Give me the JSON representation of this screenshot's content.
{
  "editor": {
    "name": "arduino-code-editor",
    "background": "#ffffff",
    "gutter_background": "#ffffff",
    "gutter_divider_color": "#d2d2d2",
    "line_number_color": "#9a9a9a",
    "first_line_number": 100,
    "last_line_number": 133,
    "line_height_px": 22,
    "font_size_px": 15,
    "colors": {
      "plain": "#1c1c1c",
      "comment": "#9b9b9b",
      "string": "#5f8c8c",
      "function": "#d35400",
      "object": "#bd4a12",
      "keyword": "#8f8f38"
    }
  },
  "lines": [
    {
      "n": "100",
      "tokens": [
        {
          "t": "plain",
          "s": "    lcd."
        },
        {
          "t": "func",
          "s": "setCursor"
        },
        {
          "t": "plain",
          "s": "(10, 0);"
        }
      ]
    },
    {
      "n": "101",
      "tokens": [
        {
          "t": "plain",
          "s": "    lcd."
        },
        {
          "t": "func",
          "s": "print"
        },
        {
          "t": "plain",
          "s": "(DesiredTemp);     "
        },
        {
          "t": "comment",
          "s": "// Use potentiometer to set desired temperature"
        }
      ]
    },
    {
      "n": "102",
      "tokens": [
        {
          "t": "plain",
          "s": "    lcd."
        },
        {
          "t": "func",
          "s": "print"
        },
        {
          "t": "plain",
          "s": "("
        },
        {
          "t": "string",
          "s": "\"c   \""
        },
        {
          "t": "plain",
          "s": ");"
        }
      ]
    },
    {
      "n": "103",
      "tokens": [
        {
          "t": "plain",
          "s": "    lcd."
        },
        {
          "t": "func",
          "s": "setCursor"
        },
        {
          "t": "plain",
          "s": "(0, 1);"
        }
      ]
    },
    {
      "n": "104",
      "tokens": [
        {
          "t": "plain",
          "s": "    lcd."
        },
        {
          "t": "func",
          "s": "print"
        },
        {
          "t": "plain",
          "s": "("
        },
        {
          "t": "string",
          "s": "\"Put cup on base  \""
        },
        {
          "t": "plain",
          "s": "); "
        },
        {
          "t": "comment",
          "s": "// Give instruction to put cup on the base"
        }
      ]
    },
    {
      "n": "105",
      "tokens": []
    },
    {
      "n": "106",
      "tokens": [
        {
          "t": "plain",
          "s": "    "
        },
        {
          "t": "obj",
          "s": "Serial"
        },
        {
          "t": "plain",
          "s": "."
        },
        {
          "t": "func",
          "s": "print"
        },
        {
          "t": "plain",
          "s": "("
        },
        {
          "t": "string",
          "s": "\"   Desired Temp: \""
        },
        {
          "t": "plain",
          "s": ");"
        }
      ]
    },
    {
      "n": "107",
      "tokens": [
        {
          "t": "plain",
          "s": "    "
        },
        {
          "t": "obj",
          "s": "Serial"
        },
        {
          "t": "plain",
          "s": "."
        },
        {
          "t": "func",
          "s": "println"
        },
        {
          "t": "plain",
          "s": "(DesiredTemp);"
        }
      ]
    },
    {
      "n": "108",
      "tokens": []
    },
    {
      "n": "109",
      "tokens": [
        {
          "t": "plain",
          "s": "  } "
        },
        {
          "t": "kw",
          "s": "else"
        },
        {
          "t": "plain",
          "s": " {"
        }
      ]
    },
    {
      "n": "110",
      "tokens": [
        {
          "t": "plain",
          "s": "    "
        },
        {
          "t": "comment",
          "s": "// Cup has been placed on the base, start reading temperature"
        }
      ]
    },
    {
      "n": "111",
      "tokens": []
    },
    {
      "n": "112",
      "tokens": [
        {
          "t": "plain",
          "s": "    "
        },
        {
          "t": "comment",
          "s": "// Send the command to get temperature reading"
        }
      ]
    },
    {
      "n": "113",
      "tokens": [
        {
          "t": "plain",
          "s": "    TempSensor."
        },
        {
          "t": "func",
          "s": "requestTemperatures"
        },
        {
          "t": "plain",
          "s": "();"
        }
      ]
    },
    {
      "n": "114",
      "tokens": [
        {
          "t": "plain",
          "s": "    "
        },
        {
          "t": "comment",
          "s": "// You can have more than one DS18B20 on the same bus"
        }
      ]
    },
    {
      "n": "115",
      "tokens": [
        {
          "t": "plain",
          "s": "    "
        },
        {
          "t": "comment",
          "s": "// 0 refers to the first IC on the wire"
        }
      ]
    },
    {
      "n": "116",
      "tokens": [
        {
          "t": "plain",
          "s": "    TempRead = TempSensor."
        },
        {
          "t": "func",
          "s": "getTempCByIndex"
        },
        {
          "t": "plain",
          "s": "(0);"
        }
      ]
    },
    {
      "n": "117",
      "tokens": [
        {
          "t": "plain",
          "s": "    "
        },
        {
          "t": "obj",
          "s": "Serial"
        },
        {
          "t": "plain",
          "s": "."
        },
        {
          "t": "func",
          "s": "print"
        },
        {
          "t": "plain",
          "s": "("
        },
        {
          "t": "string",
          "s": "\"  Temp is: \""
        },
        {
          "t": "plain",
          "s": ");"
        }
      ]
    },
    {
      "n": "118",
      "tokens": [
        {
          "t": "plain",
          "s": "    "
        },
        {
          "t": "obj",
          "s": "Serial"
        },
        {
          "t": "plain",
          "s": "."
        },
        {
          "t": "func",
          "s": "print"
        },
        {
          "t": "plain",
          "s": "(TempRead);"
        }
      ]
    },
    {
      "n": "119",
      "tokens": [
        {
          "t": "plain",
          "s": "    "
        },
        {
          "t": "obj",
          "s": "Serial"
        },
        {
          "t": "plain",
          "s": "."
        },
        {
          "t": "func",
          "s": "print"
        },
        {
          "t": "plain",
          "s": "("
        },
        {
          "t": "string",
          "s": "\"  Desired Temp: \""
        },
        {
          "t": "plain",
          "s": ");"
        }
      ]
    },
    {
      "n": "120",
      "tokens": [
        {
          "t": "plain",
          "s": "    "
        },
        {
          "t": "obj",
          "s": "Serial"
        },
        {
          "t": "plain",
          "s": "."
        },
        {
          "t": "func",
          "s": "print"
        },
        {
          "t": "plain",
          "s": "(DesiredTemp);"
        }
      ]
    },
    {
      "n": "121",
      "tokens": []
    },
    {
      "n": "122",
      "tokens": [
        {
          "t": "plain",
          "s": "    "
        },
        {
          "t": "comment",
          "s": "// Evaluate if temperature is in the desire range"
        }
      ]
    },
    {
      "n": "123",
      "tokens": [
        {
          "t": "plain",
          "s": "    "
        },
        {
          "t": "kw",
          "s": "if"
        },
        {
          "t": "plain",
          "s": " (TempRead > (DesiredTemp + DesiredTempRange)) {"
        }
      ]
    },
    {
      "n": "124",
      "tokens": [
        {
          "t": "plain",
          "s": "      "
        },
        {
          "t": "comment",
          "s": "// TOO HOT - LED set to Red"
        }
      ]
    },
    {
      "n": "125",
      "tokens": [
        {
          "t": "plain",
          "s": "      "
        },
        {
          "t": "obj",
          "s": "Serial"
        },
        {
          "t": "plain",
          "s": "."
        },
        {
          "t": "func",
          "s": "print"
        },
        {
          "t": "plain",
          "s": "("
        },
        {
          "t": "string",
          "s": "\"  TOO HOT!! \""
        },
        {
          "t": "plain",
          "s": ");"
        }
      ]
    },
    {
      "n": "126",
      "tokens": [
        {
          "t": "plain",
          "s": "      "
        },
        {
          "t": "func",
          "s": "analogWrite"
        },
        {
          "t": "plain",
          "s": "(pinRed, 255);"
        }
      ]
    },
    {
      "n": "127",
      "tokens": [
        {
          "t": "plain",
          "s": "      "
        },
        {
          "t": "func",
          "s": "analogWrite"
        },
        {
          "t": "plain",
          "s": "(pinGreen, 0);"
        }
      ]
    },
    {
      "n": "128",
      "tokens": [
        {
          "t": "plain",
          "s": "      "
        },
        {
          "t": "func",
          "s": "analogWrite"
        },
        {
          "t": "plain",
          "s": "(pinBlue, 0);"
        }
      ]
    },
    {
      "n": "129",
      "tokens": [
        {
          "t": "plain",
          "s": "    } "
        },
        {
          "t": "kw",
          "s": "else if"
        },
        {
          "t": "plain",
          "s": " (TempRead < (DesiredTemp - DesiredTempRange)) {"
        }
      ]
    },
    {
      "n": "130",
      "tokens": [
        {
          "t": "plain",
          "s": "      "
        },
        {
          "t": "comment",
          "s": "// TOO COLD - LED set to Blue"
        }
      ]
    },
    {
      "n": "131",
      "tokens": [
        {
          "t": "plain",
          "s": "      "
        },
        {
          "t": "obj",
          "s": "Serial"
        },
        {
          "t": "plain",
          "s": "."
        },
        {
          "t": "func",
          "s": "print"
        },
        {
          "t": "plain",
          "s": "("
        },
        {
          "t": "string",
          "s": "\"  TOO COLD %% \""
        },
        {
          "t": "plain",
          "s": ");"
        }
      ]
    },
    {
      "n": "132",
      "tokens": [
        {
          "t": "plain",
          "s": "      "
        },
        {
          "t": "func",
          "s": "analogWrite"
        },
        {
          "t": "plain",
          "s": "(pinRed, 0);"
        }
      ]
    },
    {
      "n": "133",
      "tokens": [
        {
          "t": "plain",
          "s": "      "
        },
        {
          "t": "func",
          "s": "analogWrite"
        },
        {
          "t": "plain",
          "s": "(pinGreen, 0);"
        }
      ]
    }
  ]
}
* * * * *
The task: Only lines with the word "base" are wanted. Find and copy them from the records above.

Solution for this problem:
          "s": "\"Put cup on base  \""
          "s": "// Give instruction to put cup on the base"
          "s": "// Cup has been placed on the base, start reading temperature"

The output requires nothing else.